Anthony Burns made a memorable impression on me with his directorial debut, Skateland, a subdued dramatic film that focused on teen love and days when the weekends were spent at roller rinks – not at home. It was a quiet reflection of the days when teenagers communicated by being social, not through social media. It was a film that really made an impact on me upon initial viewing. When I found out that Burns’ next directorial effort, Home Sweet Hell, was available for rent and on VOD platforms, I didn’t think twice about picking it up.
Home Sweet Hell is a much different film than Burns’ first directorial effort. It is an over-the-top, black comedy focusing on the darker aspects of suburban life. This film is all about what happens behind closed doors and the horrific aspects of being trapped in a marriage with incongruent sensibilities.

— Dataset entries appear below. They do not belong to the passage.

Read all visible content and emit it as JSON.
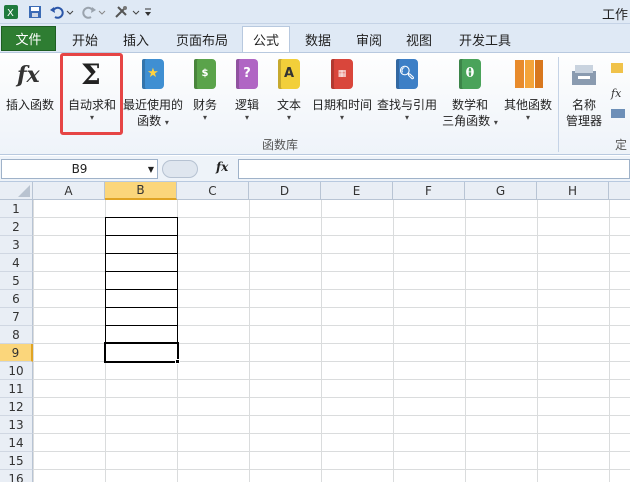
{
  "titlebar": {
    "title": "工作",
    "icons": [
      "excel-logo-icon",
      "save-icon",
      "undo-icon",
      "redo-icon",
      "tools-icon"
    ]
  },
  "tabs": {
    "file": "文件",
    "items": [
      "开始",
      "插入",
      "页面布局",
      "公式",
      "数据",
      "审阅",
      "视图",
      "开发工具"
    ],
    "active": "公式"
  },
  "ribbon": {
    "insert_function": "插入函数",
    "autosum": "自动求和",
    "recent": [
      "最近使用的",
      "函数"
    ],
    "finance": "财务",
    "logic": "逻辑",
    "text": "文本",
    "datetime": "日期和时间",
    "lookup": "查找与引用",
    "math": [
      "数学和",
      "三角函数"
    ],
    "other": "其他函数",
    "name_manager": [
      "名称",
      "管理器"
    ],
    "group_label": "函数库",
    "group_label_right": "定"
  },
  "formula_bar": {
    "name_box": "B9",
    "fx": "fx",
    "content": ""
  },
  "grid": {
    "columns": [
      "A",
      "B",
      "C",
      "D",
      "E",
      "F",
      "G",
      "H"
    ],
    "rows": [
      "1",
      "2",
      "3",
      "4",
      "5",
      "6",
      "7",
      "8",
      "9",
      "10",
      "11",
      "12",
      "13",
      "14",
      "15",
      "16"
    ],
    "selected_column": "B",
    "selected_row": "9"
  },
  "colors": {
    "file_tab": "#2e7d32",
    "highlight": "#e64545",
    "selected_header": "#fbd67b"
  }
}
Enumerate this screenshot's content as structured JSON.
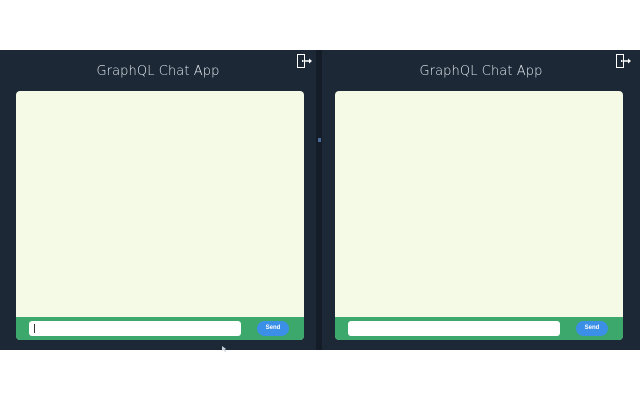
{
  "panes": [
    {
      "title": "GraphQL Chat App",
      "logout_icon": "door-exit-icon",
      "input": {
        "value": "",
        "placeholder": ""
      },
      "send_label": "Send"
    },
    {
      "title": "GraphQL Chat App",
      "logout_icon": "door-exit-icon",
      "input": {
        "value": "",
        "placeholder": ""
      },
      "send_label": "Send"
    }
  ],
  "colors": {
    "app_background": "#1c2836",
    "chat_background": "#f5fae7",
    "input_bar": "#3da86b",
    "send_button": "#3b8fe6"
  }
}
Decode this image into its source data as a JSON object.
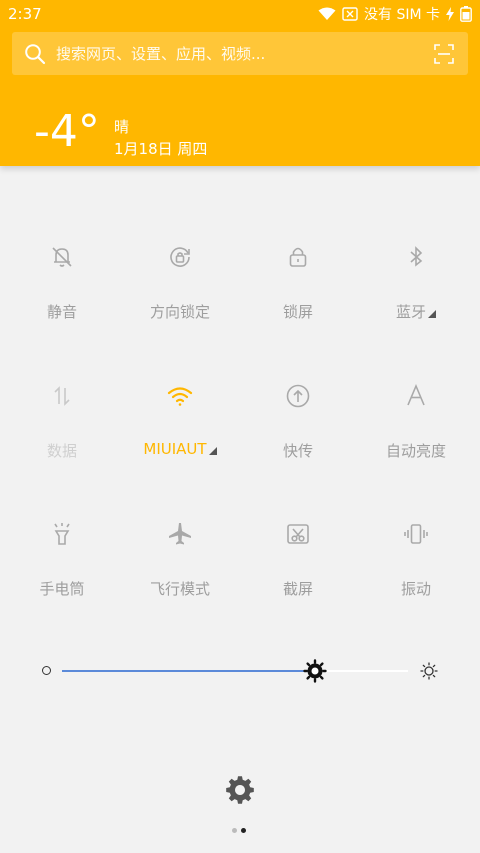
{
  "status_bar": {
    "time": "2:37",
    "no_sim_text": "没有 SIM 卡"
  },
  "search": {
    "placeholder": "搜索网页、设置、应用、视频..."
  },
  "weather": {
    "temperature": "-4°",
    "condition": "晴",
    "date": "1月18日 周四"
  },
  "tiles": [
    {
      "label": "静音",
      "icon": "bell-off-icon"
    },
    {
      "label": "方向锁定",
      "icon": "rotation-lock-icon"
    },
    {
      "label": "锁屏",
      "icon": "lock-icon"
    },
    {
      "label": "蓝牙",
      "icon": "bluetooth-icon"
    },
    {
      "label": "数据",
      "icon": "data-arrows-icon"
    },
    {
      "label": "MIUIAUT",
      "icon": "wifi-icon"
    },
    {
      "label": "快传",
      "icon": "upload-icon"
    },
    {
      "label": "自动亮度",
      "icon": "auto-brightness-icon"
    },
    {
      "label": "手电筒",
      "icon": "flashlight-icon"
    },
    {
      "label": "飞行模式",
      "icon": "airplane-icon"
    },
    {
      "label": "截屏",
      "icon": "screenshot-icon"
    },
    {
      "label": "振动",
      "icon": "vibrate-icon"
    }
  ],
  "brightness": {
    "level_percent": 73
  },
  "colors": {
    "accent": "#ffb700",
    "slider": "#5b8ad9",
    "inactive_text": "#9e9e9e"
  },
  "pager": {
    "pages": 2,
    "current": 2
  }
}
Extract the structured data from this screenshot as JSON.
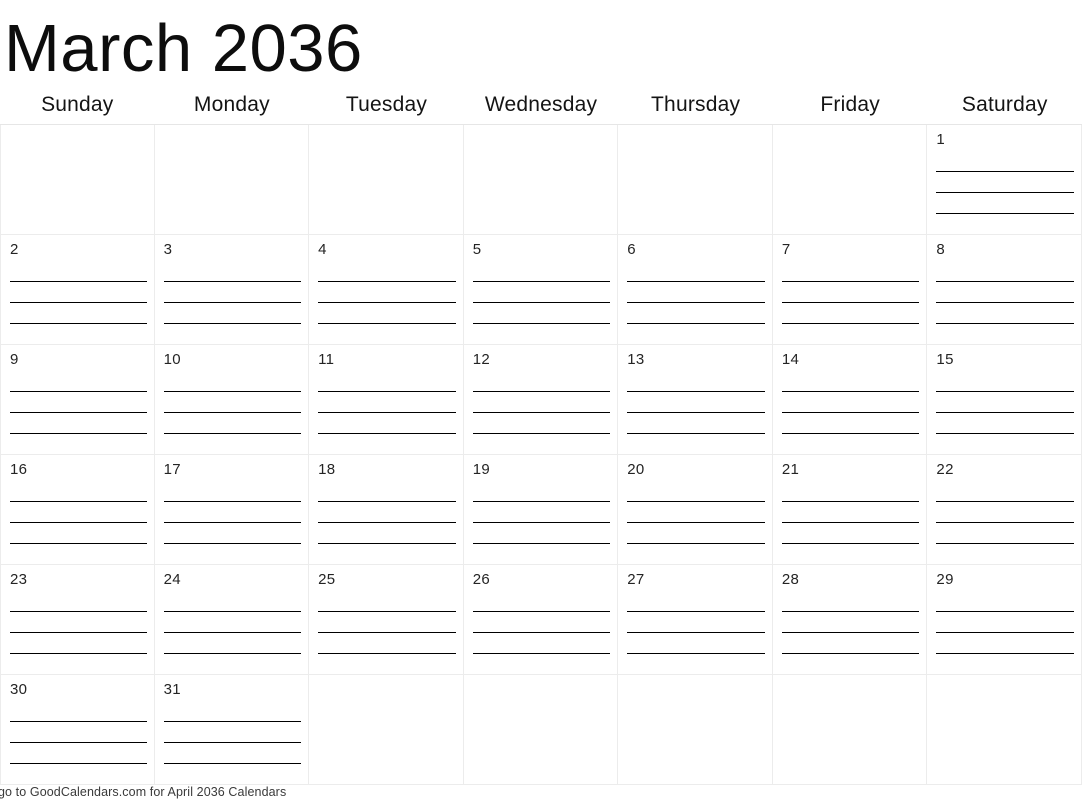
{
  "calendar": {
    "title": "March 2036",
    "month": "March",
    "year": "2036",
    "weekday_headers": [
      "Sunday",
      "Monday",
      "Tuesday",
      "Wednesday",
      "Thursday",
      "Friday",
      "Saturday"
    ],
    "weeks": [
      [
        "",
        "",
        "",
        "",
        "",
        "",
        "1"
      ],
      [
        "2",
        "3",
        "4",
        "5",
        "6",
        "7",
        "8"
      ],
      [
        "9",
        "10",
        "11",
        "12",
        "13",
        "14",
        "15"
      ],
      [
        "16",
        "17",
        "18",
        "19",
        "20",
        "21",
        "22"
      ],
      [
        "23",
        "24",
        "25",
        "26",
        "27",
        "28",
        "29"
      ],
      [
        "30",
        "31",
        "",
        "",
        "",
        "",
        ""
      ]
    ],
    "writing_lines_per_cell": 4,
    "colors": {
      "page_background": "#ffffff",
      "cell_background": "#ffffff",
      "grid_border": "#ececec",
      "writing_line": "#000000",
      "text": "#1a1a1a",
      "title_text": "#0d0d0d",
      "footer_text": "#3a3a3a"
    }
  },
  "footer": {
    "text": "go to GoodCalendars.com for April 2036 Calendars"
  }
}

From the outside, Don Champagne (played by Patrick Wilson) appears to be living the American Dream. He owns a semi-successful furniture store, has a beautiful wife named Mona (played by Katherine Heigl), two children, a Mercedes-Benz, and a beautiful suburban home. A closer view suggests that he has become a cowardly shell of a man, beaten into submission over time by the mental tactics employed by his cold, calculating wife who seems to hold all of the power in their relationship.
Mona’s rich father (who is never shown) has spoiled his daughter all of her life. She is convinced that everything that does not fit into her goals is irrelevant. Everything in their house has a place and every act needs to be in accordance with her schedule. Sex, for instance, has become a passionless act that is penciled into her schedule once every 60 days.
Don and his co-worker Les (played by Jim Belushi), are thoroughly smitten by their beautiful new coworker, Dusty (played by Jordana Brewster). At first, she seems to be a genuinely nice person that occasionally uses her sometimes-flirtatious sex appeal to help her close on a sale, but Don’s world gets flipped upside down when Dusty takes an interest in him and they begin having an affair. Consequently, she becomes pregnant with their love child and after he admits the affair to Mona, her solution becomes clear: Dusty needs to be killed.
I think that the strength of this film lies solely in the strong performances by Katherine Heigl, James Belushi, and Chi McBride (in a small, but awesome role). That said, Heigl and Belushi are the reason that it has taken me so long to decide to watch this film since I am not a fan of either of them. Heigl was fine in Knocked Up and The Bride of Chucky, but most of what she has been in has been has not been in-line with my sensibilities. Though James Belushi was great in a ’90’s sci-fi, action film named “Retroactive“, he was also in eight seasons of the terribly-unfunny show, According to Jim. ‘Nuff said.
Patrick Wilson, on the other hand, is usually a complete asset to anything that he touches. Whether it be Hard Candy, Watchmen, or The Conjuring, he has given some amazing and effective performances. I am not sure if it was his character or if he was just dialing this performance in, but I found him to be the least-enjoyable character in the film – not something to aim for as the lead role.
All in all, I found this black comedy to be a fun (but forgettable) exercise in bad taste. It has a neat little premise but is ultimately foiled by slow-pacing, an unrelatable lead character, and a horribly-rushed, weak ending. Suburban-America has been satirized in much better black comedies, such as the cult-classic, Serial Mom, and Very Bad Things.
If I was faced with the option to rent this again, I think that I would wait for Netflix or for this to pop up on TV.